**What you will do**
For the entries presented below, indicate the number of lines that include the word "Grey", adding nothing else.

[Data records for software interfaces]

+ + + + + + +

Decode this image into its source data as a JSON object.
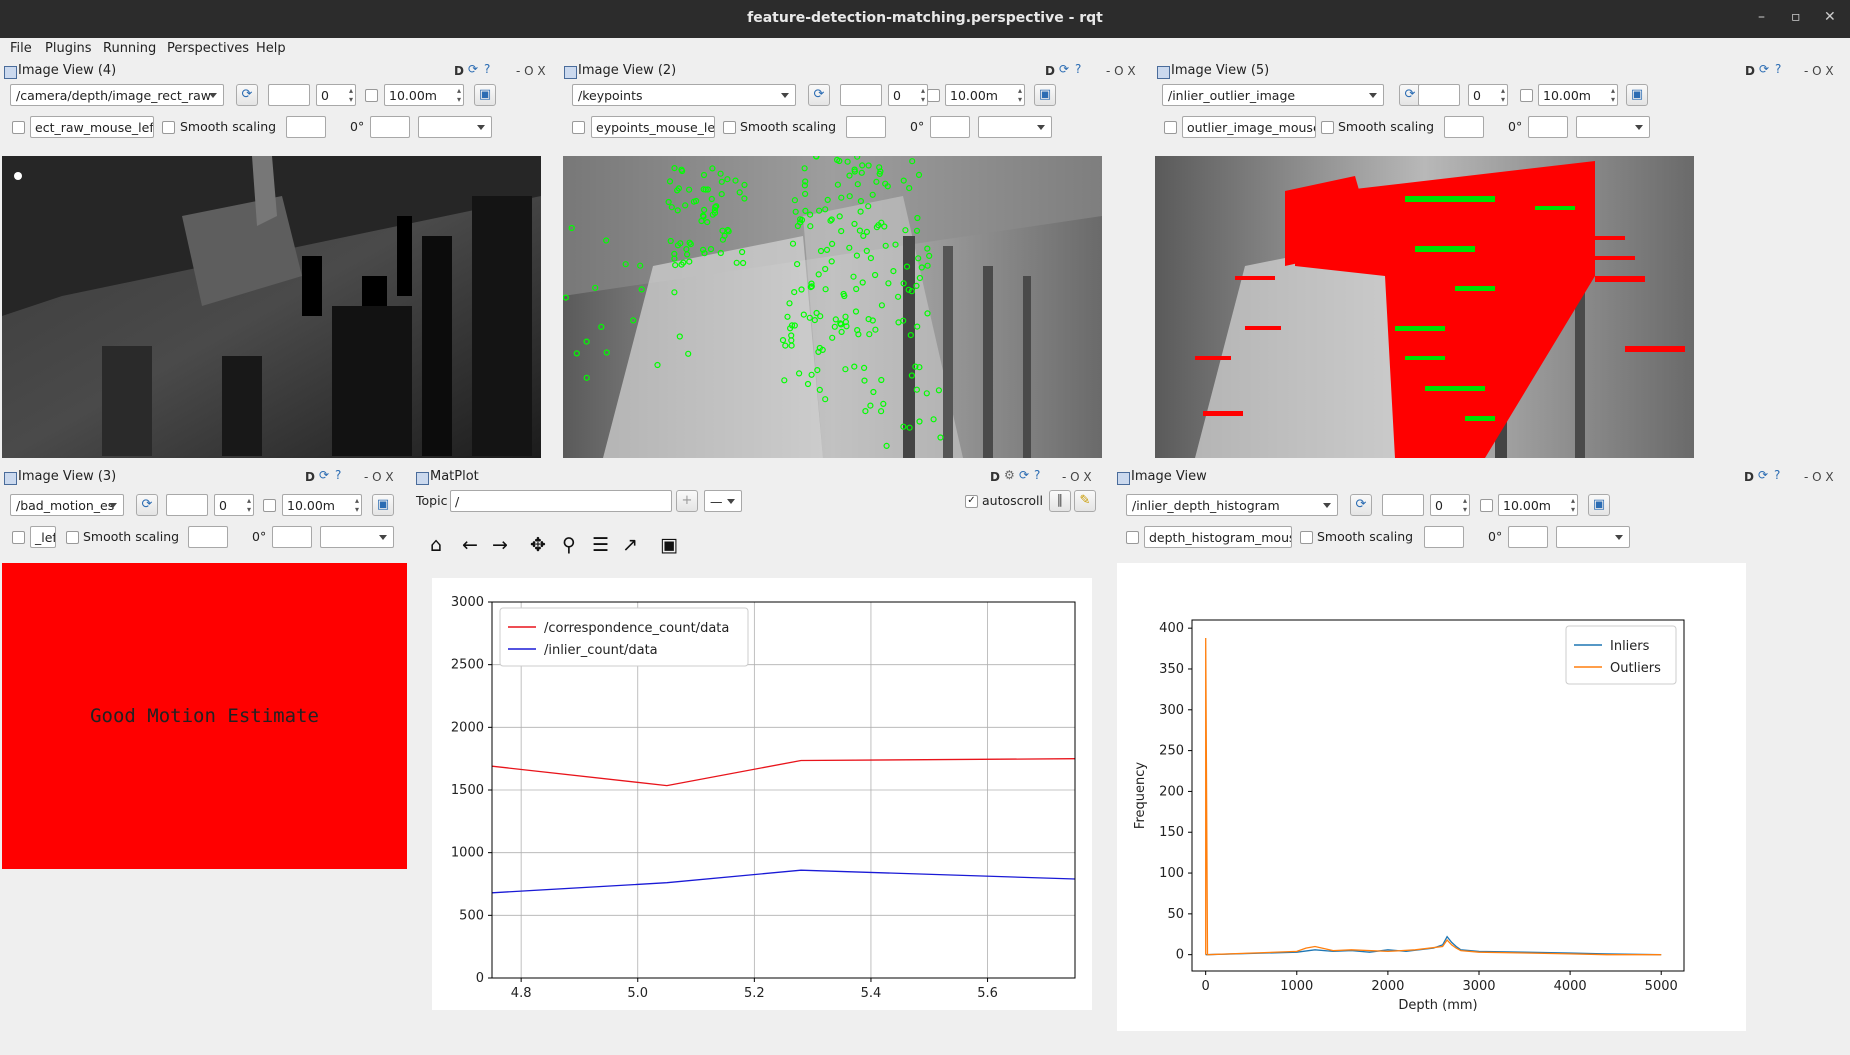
{
  "window": {
    "title": "feature-detection-matching.perspective - rqt",
    "controls": [
      "–",
      "▫",
      "✕"
    ]
  },
  "menu": [
    "File",
    "Plugins",
    "Running",
    "Perspectives",
    "Help"
  ],
  "common": {
    "dock_buttons": [
      "D",
      "- O X"
    ],
    "smooth_label": "Smooth scaling",
    "rotation": "0°",
    "spin_value": "0",
    "max_value": "10.00m"
  },
  "panels": {
    "iv4": {
      "title": "Image View (4)",
      "topic": "/camera/depth/image_rect_raw",
      "mouse": "ect_raw_mouse_left"
    },
    "iv2": {
      "title": "Image View (2)",
      "topic": "/keypoints",
      "mouse": "eypoints_mouse_left"
    },
    "iv5": {
      "title": "Image View (5)",
      "topic": "/inlier_outlier_image",
      "mouse": "outlier_image_mouse_left"
    },
    "iv3": {
      "title": "Image View (3)",
      "topic": "/bad_motion_es",
      "mouse": "_left",
      "image_text": "Good Motion Estimate"
    },
    "iv0": {
      "title": "Image View",
      "topic": "/inlier_depth_histogram",
      "mouse": "depth_histogram_mouse_left"
    },
    "matplot": {
      "title": "MatPlot",
      "topic_label": "Topic",
      "topic_value": "/",
      "autoscroll": "autoscroll"
    }
  },
  "colors": {
    "accent_red": "#ff0000",
    "series_red": "#e8141b",
    "series_blue": "#1a1ad6",
    "hist_blue": "#1f77b4",
    "hist_orange": "#ff7f0e"
  },
  "chart_data": [
    {
      "type": "line",
      "title": "",
      "xlabel": "",
      "ylabel": "",
      "xlim": [
        4.75,
        5.75
      ],
      "ylim": [
        0,
        3000
      ],
      "xticks": [
        "4.8",
        "5.0",
        "5.2",
        "5.4",
        "5.6"
      ],
      "yticks": [
        "0",
        "500",
        "1000",
        "1500",
        "2000",
        "2500",
        "3000"
      ],
      "grid": true,
      "legend_position": "top-left",
      "series": [
        {
          "name": "/correspondence_count/data",
          "color": "#e8141b",
          "x": [
            4.75,
            5.05,
            5.28,
            5.75
          ],
          "y": [
            1690,
            1535,
            1735,
            1750
          ]
        },
        {
          "name": "/inlier_count/data",
          "color": "#1a1ad6",
          "x": [
            4.75,
            5.05,
            5.28,
            5.75
          ],
          "y": [
            680,
            760,
            860,
            790
          ]
        }
      ]
    },
    {
      "type": "line",
      "title": "",
      "xlabel": "Depth (mm)",
      "ylabel": "Frequency",
      "xlim": [
        -150,
        5250
      ],
      "ylim": [
        -20,
        410
      ],
      "xticks": [
        "0",
        "1000",
        "2000",
        "3000",
        "4000",
        "5000"
      ],
      "yticks": [
        "0",
        "50",
        "100",
        "150",
        "200",
        "250",
        "300",
        "350",
        "400"
      ],
      "grid": false,
      "legend_position": "top-right",
      "series": [
        {
          "name": "Inliers",
          "color": "#1f77b4",
          "x": [
            0,
            1000,
            1200,
            1400,
            1600,
            1800,
            2000,
            2200,
            2500,
            2600,
            2650,
            2700,
            2750,
            2800,
            3000,
            3500,
            4000,
            4400,
            5000
          ],
          "y": [
            0,
            3,
            6,
            4,
            5,
            3,
            6,
            4,
            8,
            12,
            22,
            15,
            10,
            6,
            4,
            3,
            2,
            1,
            0
          ]
        },
        {
          "name": "Outliers",
          "color": "#ff7f0e",
          "x": [
            0,
            0,
            20,
            1000,
            1100,
            1200,
            1400,
            1600,
            2000,
            2300,
            2600,
            2650,
            2700,
            2750,
            2800,
            3000,
            3500,
            4000,
            4400,
            5000
          ],
          "y": [
            0,
            388,
            0,
            4,
            8,
            10,
            5,
            6,
            4,
            6,
            10,
            18,
            12,
            8,
            5,
            3,
            2,
            1,
            0,
            0
          ]
        }
      ]
    }
  ]
}
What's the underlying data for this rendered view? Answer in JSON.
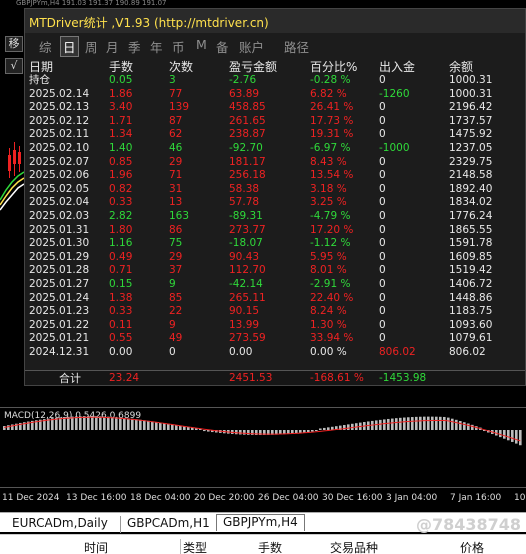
{
  "chart": {
    "top_strip": "GBPJPYm,H4 191.03 191.37 190.89 191.07",
    "side_buttons": [
      "移",
      "√"
    ]
  },
  "overlay": {
    "title": "MTDriver统计 ,V1.93 (http://mtdriver.cn)",
    "tabs": [
      "综",
      "日",
      "周",
      "月",
      "季",
      "年",
      "币",
      "M",
      "备",
      "账户",
      "路径"
    ],
    "active_tab": "日",
    "headers": [
      "日期",
      "手数",
      "次数",
      "盈亏金额",
      "百分比%",
      "出入金",
      "余额"
    ],
    "rows": [
      {
        "date": "持仓",
        "lots": "0.05",
        "count": "3",
        "pl": "-2.76",
        "pct": "-0.28 %",
        "flow": "0",
        "balance": "1000.31",
        "tone": "green"
      },
      {
        "date": "2025.02.14",
        "lots": "1.86",
        "count": "77",
        "pl": "63.89",
        "pct": "6.82 %",
        "flow": "-1260",
        "balance": "1000.31",
        "tone": "red"
      },
      {
        "date": "2025.02.13",
        "lots": "3.40",
        "count": "139",
        "pl": "458.85",
        "pct": "26.41 %",
        "flow": "0",
        "balance": "2196.42",
        "tone": "red"
      },
      {
        "date": "2025.02.12",
        "lots": "1.71",
        "count": "87",
        "pl": "261.65",
        "pct": "17.73 %",
        "flow": "0",
        "balance": "1737.57",
        "tone": "red"
      },
      {
        "date": "2025.02.11",
        "lots": "1.34",
        "count": "62",
        "pl": "238.87",
        "pct": "19.31 %",
        "flow": "0",
        "balance": "1475.92",
        "tone": "red"
      },
      {
        "date": "2025.02.10",
        "lots": "1.40",
        "count": "46",
        "pl": "-92.70",
        "pct": "-6.97 %",
        "flow": "-1000",
        "balance": "1237.05",
        "tone": "green"
      },
      {
        "date": "2025.02.07",
        "lots": "0.85",
        "count": "29",
        "pl": "181.17",
        "pct": "8.43 %",
        "flow": "0",
        "balance": "2329.75",
        "tone": "red"
      },
      {
        "date": "2025.02.06",
        "lots": "1.96",
        "count": "71",
        "pl": "256.18",
        "pct": "13.54 %",
        "flow": "0",
        "balance": "2148.58",
        "tone": "red"
      },
      {
        "date": "2025.02.05",
        "lots": "0.82",
        "count": "31",
        "pl": "58.38",
        "pct": "3.18 %",
        "flow": "0",
        "balance": "1892.40",
        "tone": "red"
      },
      {
        "date": "2025.02.04",
        "lots": "0.33",
        "count": "13",
        "pl": "57.78",
        "pct": "3.25 %",
        "flow": "0",
        "balance": "1834.02",
        "tone": "red"
      },
      {
        "date": "2025.02.03",
        "lots": "2.82",
        "count": "163",
        "pl": "-89.31",
        "pct": "-4.79 %",
        "flow": "0",
        "balance": "1776.24",
        "tone": "green"
      },
      {
        "date": "2025.01.31",
        "lots": "1.80",
        "count": "86",
        "pl": "273.77",
        "pct": "17.20 %",
        "flow": "0",
        "balance": "1865.55",
        "tone": "red"
      },
      {
        "date": "2025.01.30",
        "lots": "1.16",
        "count": "75",
        "pl": "-18.07",
        "pct": "-1.12 %",
        "flow": "0",
        "balance": "1591.78",
        "tone": "green"
      },
      {
        "date": "2025.01.29",
        "lots": "0.49",
        "count": "29",
        "pl": "90.43",
        "pct": "5.95 %",
        "flow": "0",
        "balance": "1609.85",
        "tone": "red"
      },
      {
        "date": "2025.01.28",
        "lots": "0.71",
        "count": "37",
        "pl": "112.70",
        "pct": "8.01 %",
        "flow": "0",
        "balance": "1519.42",
        "tone": "red"
      },
      {
        "date": "2025.01.27",
        "lots": "0.15",
        "count": "9",
        "pl": "-42.14",
        "pct": "-2.91 %",
        "flow": "0",
        "balance": "1406.72",
        "tone": "green"
      },
      {
        "date": "2025.01.24",
        "lots": "1.38",
        "count": "85",
        "pl": "265.11",
        "pct": "22.40 %",
        "flow": "0",
        "balance": "1448.86",
        "tone": "red"
      },
      {
        "date": "2025.01.23",
        "lots": "0.33",
        "count": "22",
        "pl": "90.15",
        "pct": "8.24 %",
        "flow": "0",
        "balance": "1183.75",
        "tone": "red"
      },
      {
        "date": "2025.01.22",
        "lots": "0.11",
        "count": "9",
        "pl": "13.99",
        "pct": "1.30 %",
        "flow": "0",
        "balance": "1093.60",
        "tone": "red"
      },
      {
        "date": "2025.01.21",
        "lots": "0.55",
        "count": "49",
        "pl": "273.59",
        "pct": "33.94 %",
        "flow": "0",
        "balance": "1079.61",
        "tone": "red"
      },
      {
        "date": "2024.12.31",
        "lots": "0.00",
        "count": "0",
        "pl": "0.00",
        "pct": "0.00 %",
        "flow": "806.02",
        "balance": "806.02",
        "tone": "plain"
      }
    ],
    "totals": {
      "label": "合计",
      "lots": "23.24",
      "pl": "2451.53",
      "pct": "-168.61 %",
      "flow": "-1453.98"
    }
  },
  "macd": {
    "label": "MACD(12,26,9) 0.5426 0.6899"
  },
  "time_axis": [
    "11 Dec 2024",
    "13 Dec 16:00",
    "18 Dec 04:00",
    "20 Dec 20:00",
    "26 Dec 04:00",
    "30 Dec 16:00",
    "3 Jan 04:00",
    "7 Jan 16:00",
    "10"
  ],
  "symbol_tabs": [
    "EURCADm,Daily",
    "GBPCADm,H1",
    "GBPJPYm,H4"
  ],
  "active_symbol": "GBPJPYm,H4",
  "watermark": "@78438748",
  "terminal_headers": [
    "时间",
    "类型",
    "手数",
    "交易品种",
    "价格"
  ],
  "colors": {
    "title_yellow": "#ffe14d",
    "green": "#2fd93a",
    "red": "#ee2222",
    "macd_line": "#ee2222",
    "macd_bars": "#bdbdbd"
  }
}
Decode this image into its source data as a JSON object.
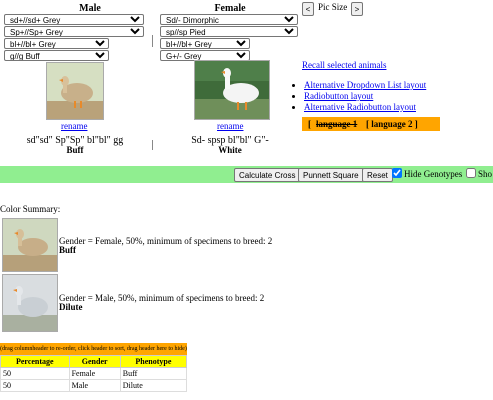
{
  "male": {
    "header": "Male",
    "selects": [
      "sd+//sd+              Grey",
      "Sp+//Sp+              Grey",
      "bl+//bl+         Grey",
      "g//g              Buff"
    ],
    "rename": "rename",
    "genotype": "sd\"sd\" Sp\"Sp\" bl\"bl\" gg",
    "phenotype": "Buff"
  },
  "female": {
    "header": "Female",
    "selects": [
      "Sd/-              Dimorphic",
      "sp//sp               Pied",
      "bl+//bl+         Grey",
      "G+/-             Grey"
    ],
    "rename": "rename",
    "genotype": "Sd- spsp bl\"bl\" G\"-",
    "phenotype": "White"
  },
  "pic_size": {
    "label": "Pic Size",
    "prev": "<",
    "next": ">"
  },
  "recall_link": "Recall selected animals",
  "layout_links": [
    "Alternative Dropdown List layout",
    "Radiobutton layout",
    "Alternative Radiobutton layout"
  ],
  "language": {
    "lang1": "language 1",
    "lang2": "[ language 2 ]",
    "bracket_open": "["
  },
  "toolbar": {
    "calculate": "Calculate Cross",
    "punnett": "Punnett Square",
    "reset": "Reset",
    "hide_genotypes": "Hide Genotypes",
    "sho": "Sho",
    "hide_checked": true
  },
  "color_summary": {
    "title": "Color Summary:",
    "items": [
      {
        "text": "Gender = Female, 50%, minimum of specimens to breed: 2",
        "name": "Buff"
      },
      {
        "text": "Gender = Male, 50%, minimum of specimens to breed: 2",
        "name": "Dilute"
      }
    ]
  },
  "table": {
    "hint": "(drag columnheader to re-order, click header to sort, drag header here to hide)",
    "headers": [
      "Percentage",
      "Gender",
      "Phenotype"
    ],
    "rows": [
      [
        "50",
        "Female",
        "Buff"
      ],
      [
        "50",
        "Male",
        "Dilute"
      ]
    ]
  },
  "colors": {
    "toolbar_bg": "#90ee90",
    "language_bg": "#ffa500",
    "table_header": "#ffff00",
    "hint_bg": "#ffa500"
  }
}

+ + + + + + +

**Answer section**
5